It is important to mention that the finest cosmetic results in any particular case are based on a variety of factors, including: the unique anatomy of the patient, realistic expectations, a well-informed and detailed discussion with your plastic surgeon concerning the best options for you especially covering a deep understanding of the pros and cons of any given choice you will adopt.

Please keep in mind that following the advice from a surgeon online who offers to tell you what to do without a physical examination covering the nature and the status of the tissue, assessing your desired outcome, taking a full medical history, and discussing the pros and cons of each operative solution would not be in your best interest. With that in mind, it is the safest and for your best interest to find a plastic surgeon with solid experience and certified by the American Board of Plastic Surgery who is ideally a member of the American Society of Plastic Surgeons that you will trust and be comfortable with. You should discuss your concerns with that surgeon in person.

Good luck!!!

Ali Sajjadian, MD FACS

Ali Sajjadian, MD, FACS
Orange County Plastic Surgeon
5.0 out of 5 stars 195 reviews

When nasal bridge does not fit remainder of nose

According to the picture shown, the tip and the bridge are both exceedingly wide and asymmetrical.  Narrowing of the tip can be performed along with osteotomies to narrow, straighten and realign the nasal pyramid.  Any hump can be removed at the same time so as to give a symmetrical natural looking nose, but still breathes properly.  Significant narrowing of the midthird of the nose and the tip can improve the aesthetic look to the nose through a closed rhinoplasty procedure.  

William Portuese, MD
Seattle Facial Plastic Surgeon
4.8 out of 5 stars 143 reviews

Bridge refinement in rhinoplasty.

You are correct. Your nose is too wide and it can be narrowed to look better without drastically changing your face. In addition, you need upper lateral cartilage grafts for your inverted V deformity.

Toby Mayer, MD
Beverly Hills Facial Plastic Surgeon
4.8 out of 5 stars 34 reviews


In general a full exam needs to be done in person, but it looks like from the photos that you have thick skin, and wide features.  It looks like more than just the bridge.

Steven Wallach, MD
New York Plastic Surgeon
4.1 out of 5 stars 28 reviews

Nasal Bridge

Every nose is different and needs to be customized to achieve the goals you desire.  I would recommend that you seek out a consultation with a board certified specialist in the face who can address your concerns in a more private setting.

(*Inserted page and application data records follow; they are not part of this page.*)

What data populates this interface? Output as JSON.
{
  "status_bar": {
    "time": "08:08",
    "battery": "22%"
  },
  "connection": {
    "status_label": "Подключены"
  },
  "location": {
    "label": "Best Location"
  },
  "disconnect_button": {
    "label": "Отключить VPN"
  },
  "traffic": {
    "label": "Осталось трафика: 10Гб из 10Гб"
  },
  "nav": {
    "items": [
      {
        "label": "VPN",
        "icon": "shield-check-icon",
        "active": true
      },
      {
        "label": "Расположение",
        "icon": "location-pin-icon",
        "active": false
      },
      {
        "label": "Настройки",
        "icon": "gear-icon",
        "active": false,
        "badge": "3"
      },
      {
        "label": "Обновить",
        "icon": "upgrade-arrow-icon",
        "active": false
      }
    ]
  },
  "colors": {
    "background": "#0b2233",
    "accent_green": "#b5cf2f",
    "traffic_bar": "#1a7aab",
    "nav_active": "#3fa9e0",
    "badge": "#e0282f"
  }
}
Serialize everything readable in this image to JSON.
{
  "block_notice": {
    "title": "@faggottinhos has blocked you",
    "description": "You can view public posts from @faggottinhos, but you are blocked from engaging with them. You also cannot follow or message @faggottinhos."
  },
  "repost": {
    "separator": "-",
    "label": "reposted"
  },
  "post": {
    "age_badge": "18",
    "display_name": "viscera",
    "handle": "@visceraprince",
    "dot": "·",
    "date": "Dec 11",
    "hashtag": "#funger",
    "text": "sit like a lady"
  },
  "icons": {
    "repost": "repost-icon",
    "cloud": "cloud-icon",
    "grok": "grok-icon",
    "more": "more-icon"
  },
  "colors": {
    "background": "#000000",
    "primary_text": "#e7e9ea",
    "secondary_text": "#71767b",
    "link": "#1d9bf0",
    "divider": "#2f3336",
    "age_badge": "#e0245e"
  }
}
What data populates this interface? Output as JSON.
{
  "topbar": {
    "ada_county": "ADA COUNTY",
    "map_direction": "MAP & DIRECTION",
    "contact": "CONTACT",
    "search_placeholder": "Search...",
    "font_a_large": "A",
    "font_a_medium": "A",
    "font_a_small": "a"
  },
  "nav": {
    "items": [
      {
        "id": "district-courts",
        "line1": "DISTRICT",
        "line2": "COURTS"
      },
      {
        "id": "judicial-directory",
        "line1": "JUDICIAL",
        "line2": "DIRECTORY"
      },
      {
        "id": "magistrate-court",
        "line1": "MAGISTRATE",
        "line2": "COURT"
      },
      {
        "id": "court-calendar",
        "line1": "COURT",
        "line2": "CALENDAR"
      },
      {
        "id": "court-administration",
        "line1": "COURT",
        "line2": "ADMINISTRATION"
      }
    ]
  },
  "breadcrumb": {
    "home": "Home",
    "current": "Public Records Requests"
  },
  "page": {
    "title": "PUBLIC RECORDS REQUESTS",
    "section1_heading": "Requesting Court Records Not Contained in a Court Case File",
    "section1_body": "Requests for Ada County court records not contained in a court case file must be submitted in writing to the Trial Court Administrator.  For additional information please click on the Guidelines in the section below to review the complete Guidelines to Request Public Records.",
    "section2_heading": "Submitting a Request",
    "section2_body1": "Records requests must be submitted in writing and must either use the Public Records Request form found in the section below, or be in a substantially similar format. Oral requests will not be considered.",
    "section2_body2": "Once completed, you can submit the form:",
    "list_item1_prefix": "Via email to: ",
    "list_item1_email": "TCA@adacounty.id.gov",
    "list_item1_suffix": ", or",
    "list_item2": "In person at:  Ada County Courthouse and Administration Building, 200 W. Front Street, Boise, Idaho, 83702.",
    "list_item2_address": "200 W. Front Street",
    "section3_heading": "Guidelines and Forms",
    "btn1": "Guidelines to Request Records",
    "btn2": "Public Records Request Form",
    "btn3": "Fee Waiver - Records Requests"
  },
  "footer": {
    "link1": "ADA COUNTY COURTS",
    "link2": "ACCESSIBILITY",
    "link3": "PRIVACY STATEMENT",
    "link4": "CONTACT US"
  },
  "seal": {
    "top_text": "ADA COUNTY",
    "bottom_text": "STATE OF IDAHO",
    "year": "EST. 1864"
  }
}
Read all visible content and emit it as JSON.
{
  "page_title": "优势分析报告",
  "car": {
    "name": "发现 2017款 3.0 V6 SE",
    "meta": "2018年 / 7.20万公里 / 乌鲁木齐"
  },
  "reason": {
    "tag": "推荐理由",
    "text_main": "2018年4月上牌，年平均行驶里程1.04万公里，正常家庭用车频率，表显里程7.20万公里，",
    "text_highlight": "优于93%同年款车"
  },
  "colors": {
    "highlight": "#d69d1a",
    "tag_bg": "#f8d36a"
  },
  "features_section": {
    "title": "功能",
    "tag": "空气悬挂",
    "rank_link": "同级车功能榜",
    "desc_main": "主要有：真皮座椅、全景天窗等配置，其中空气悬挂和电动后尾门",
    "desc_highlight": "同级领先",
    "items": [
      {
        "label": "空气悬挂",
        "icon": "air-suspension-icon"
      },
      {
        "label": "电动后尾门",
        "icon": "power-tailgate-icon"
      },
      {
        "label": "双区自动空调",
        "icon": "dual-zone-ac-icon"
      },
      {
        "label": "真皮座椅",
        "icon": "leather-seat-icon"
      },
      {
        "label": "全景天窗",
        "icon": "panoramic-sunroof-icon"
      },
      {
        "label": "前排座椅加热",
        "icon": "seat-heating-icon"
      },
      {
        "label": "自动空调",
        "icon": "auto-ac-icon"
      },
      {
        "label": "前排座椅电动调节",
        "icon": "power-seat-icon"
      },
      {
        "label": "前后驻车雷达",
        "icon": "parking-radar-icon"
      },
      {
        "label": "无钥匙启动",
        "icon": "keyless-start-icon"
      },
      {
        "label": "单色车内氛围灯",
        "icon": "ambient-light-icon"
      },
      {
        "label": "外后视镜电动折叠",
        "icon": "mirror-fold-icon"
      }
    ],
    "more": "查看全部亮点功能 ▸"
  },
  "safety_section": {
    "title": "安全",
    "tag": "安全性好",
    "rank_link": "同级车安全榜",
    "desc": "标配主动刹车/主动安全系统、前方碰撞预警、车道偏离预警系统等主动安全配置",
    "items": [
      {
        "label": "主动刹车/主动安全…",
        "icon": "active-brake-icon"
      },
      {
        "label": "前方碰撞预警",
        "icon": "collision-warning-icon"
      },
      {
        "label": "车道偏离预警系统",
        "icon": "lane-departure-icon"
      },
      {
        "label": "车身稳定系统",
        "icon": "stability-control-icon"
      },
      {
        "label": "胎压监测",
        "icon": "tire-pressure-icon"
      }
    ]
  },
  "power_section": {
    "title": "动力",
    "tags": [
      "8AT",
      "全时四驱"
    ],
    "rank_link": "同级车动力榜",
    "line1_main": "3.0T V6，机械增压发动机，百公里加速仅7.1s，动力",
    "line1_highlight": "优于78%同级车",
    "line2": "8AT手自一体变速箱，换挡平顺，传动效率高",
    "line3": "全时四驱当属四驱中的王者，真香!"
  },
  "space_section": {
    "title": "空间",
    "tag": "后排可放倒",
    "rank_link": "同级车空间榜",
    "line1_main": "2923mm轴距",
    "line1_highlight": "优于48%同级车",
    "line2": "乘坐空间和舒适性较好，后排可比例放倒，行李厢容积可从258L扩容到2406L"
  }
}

Kimberly Lee, MD
Beverly Hills Facial Plastic Surgeon
5.0 out of 5 stars 13 reviews

These answers are for educational purposes and should not be relied upon as a substitute for medical advice you may receive from your physician. If you have a medical emergency, please call 911. These answers do not constitute or initiate a patient/doctor relationship.